With all of the technology available now in 2020, there’s no limit when it comes to innovation within the music industry.
FanLabel is a music gamification app, and that means data, trends and technology are near and dear to our hearts. We closely follow these trends in order to provide our players with the best fantasy record label experience possible. So, while it’s impossible to know exactly what the future may bring, we can talk about music’s current state and make some predictions for what’s next.
Let’s dive in!
In 2019, streaming numbers hit 1 trillion in the United States. Can this be surpassed in 2020?
For the first time in history, streams hit the 1 trillion barrier in the United States, per BuzzAngle’s 2019 year-end report. Think about how large that number is for a second, and you may find yourself taken aback. This metric couldn’t possibly account for multiple people listening to a song on the same device at the same time, either, so perhaps streaming’s reach is even greater.

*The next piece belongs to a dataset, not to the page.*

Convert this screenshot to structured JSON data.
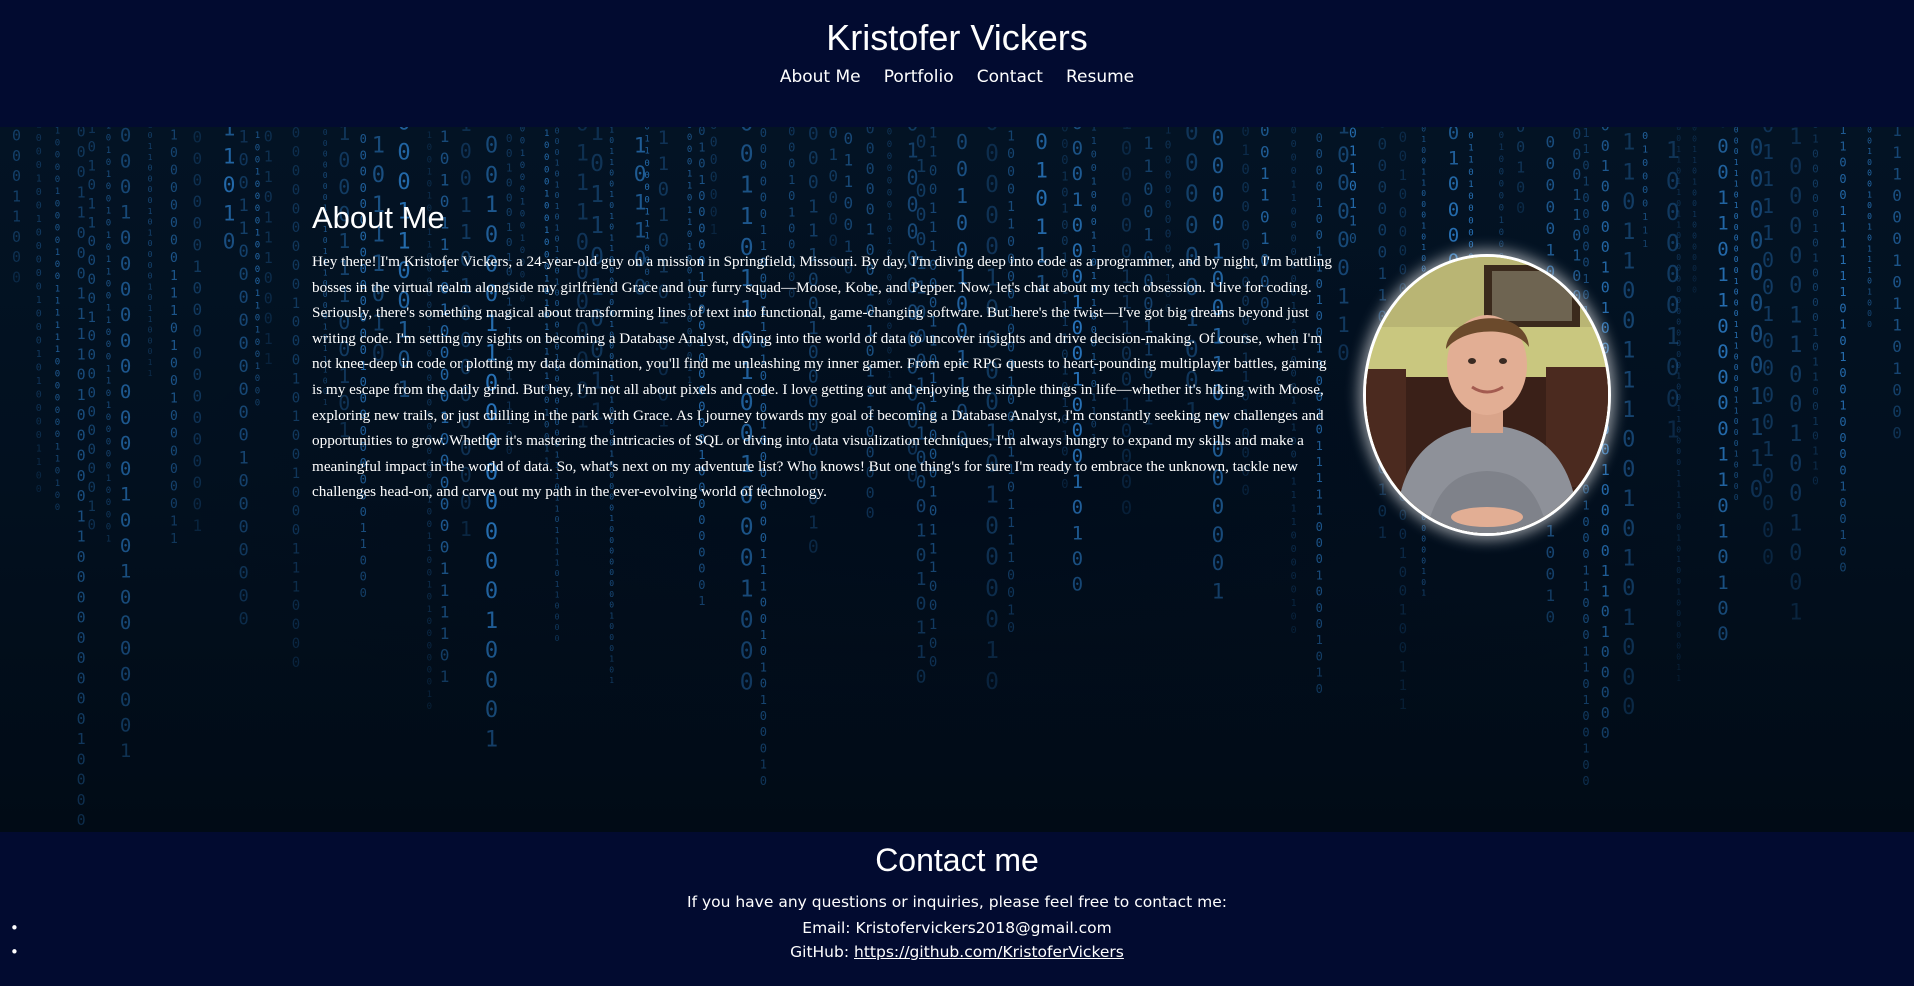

The obvious question is, will that number continue to increase in 2020, or will it start to level out? Even if streaming numbers merely maintain that figure, it still speaks volumes of how streaming services have not only disrupted the industry, but have essentially rewritten it. Anybody, anywhere, at any time (with an internet connection and a speaker) can listen to any song their heart desires.
However, while the total number of streams has risen, streaming (both audio and video) growth has actually slowed down, according to BuzzAngle. In 2018, streams rose by 42 percent from the previous year. Now, comparing 2019 to 2018, growth is down nearly 30 percent overall. This has also affected the growth of revenue produced from streams, leaving some to wonder if the market is becoming oversaturated.

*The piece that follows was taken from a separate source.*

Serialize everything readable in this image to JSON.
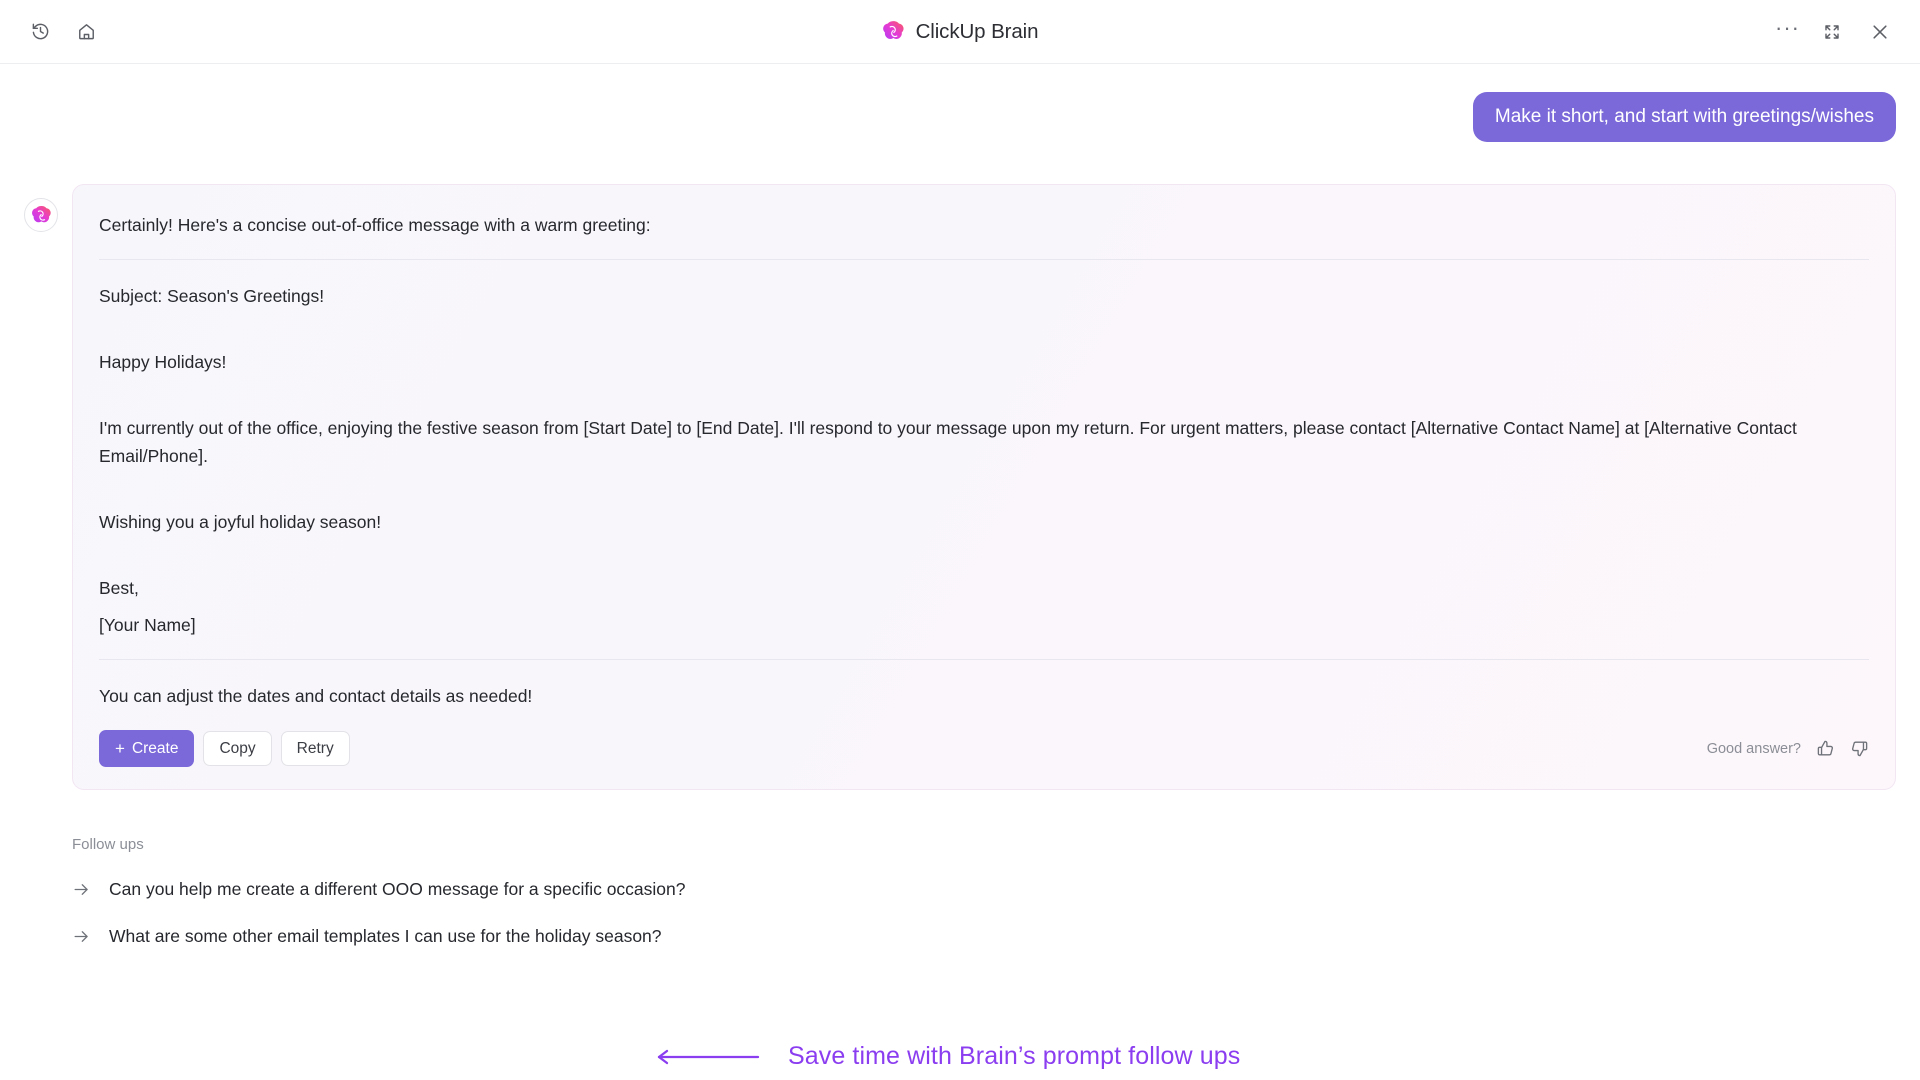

Streaming is the present. Is it also the future?
Listen, streaming platforms dominate music consumption, as we’ve illustrated above. But is streaming sustainable?
We already mentioned how streaming growth is decreasing, but profit margins are notoriously low for streaming companies. Spotify took more than a dozen years to turn its first profit. Holding rights to music and paying royalties to hundreds of thousands of artists (insert jokes about how little money artists actually make from streaming) gets really expensive. However, Spotify held its ground and turned in a profit 30 times larger than expected in Q3 of 2019. That’s just the second time the company was profitable in its history.
Why the sudden turnaround? One reason is because Spotify has remained loyal to its customers by not raising subscription prices, and offering different subscription tier options. In return, Spotify now has more than 113 million premium users, which is the most of all streaming giants.
Spotify is a little bit different than platforms like Apple Music, Google Play Music or Amazon Music, which all make massive amounts of money from other product sales and can afford to absorb losses. Spotify has remained afloat despite several years of profit losses, and in the process has built an engaged and loyal customer base that is more than willing to pay for premium membership. Spotify is going to be here for the foreseeable future, and since this is a copycat business model, so will its competitors.
No matter what streaming platform you’re tuning in to, these services cater to several needs. In addition to being able to listen to your favorite songs on-demand, streaming gives users instant gratification, offers music discovery opportunities and provides options for ad-free listening to premium members.
It’s no wonder then that other large media industries, such as television, have jumped on the streaming bandwagon. Not only is streaming the present, it is also the future.
Sales are down across the board… except for vinyl
The streaming age is essentially making physical and digital sales obsolete. Why pay for something when you can listen to it for free by streaming?
According to BuzzAngle’s year-end report, sales took a nosedive in 2019, as did individual song sales. In 2018, album sales made up 17 percent of music consumption. In 2019, the number dipped down to about 12 percent of music consumption. Album sales themselves dropped by 23 percent from 2018. Meanwhile, song sales dropped by 26 percent, and digital downloads were down nearly 27 percent. Unsurprisingly, physical album sales dropped by about 21 percent.
Interestingly, the one physical good where sales are strong is LP vinyl. We’re not sure if that’s because people are into the nostalgic feeling vinyl provides, its sound quality, or the fact that new artists are releasing vinyl more frequently, but whatever the reason, vinyl remains popular in 2020.
In 2019, vinyl saw double-digit growth, up 10.5 percent from 2018, with 10.7 million sold. In fact, vinyl sales made up 19.2 percent of all physical album sales… impressive!
But what’s next?
In addition to what we’ve already covered, there are some interesting routes the music industry may take this coming year and beyond.
Some of these areas include music discovery, the increased use of technology at live events and more interactive artist-to-fan relationships.
For example, companies are coming up with subscription models for fans to directly support artists, as well as interact with them, for as low as $1 per year. Also, artists are now beginning to provide direct solutions for ticket sales to fight scalpers, share profits with worthy causes and put the power of concert ticket sales back into the hands of the artists and the fans themselves. All of this and so much more is happening right before our eyes (and ears).
Consider this your recap of where the music industry currently stands, and our predictions for where it is heading in 2020.
Be sure to download the FanLabel app to spot these upcoming trends and keep up with everything we’re doing!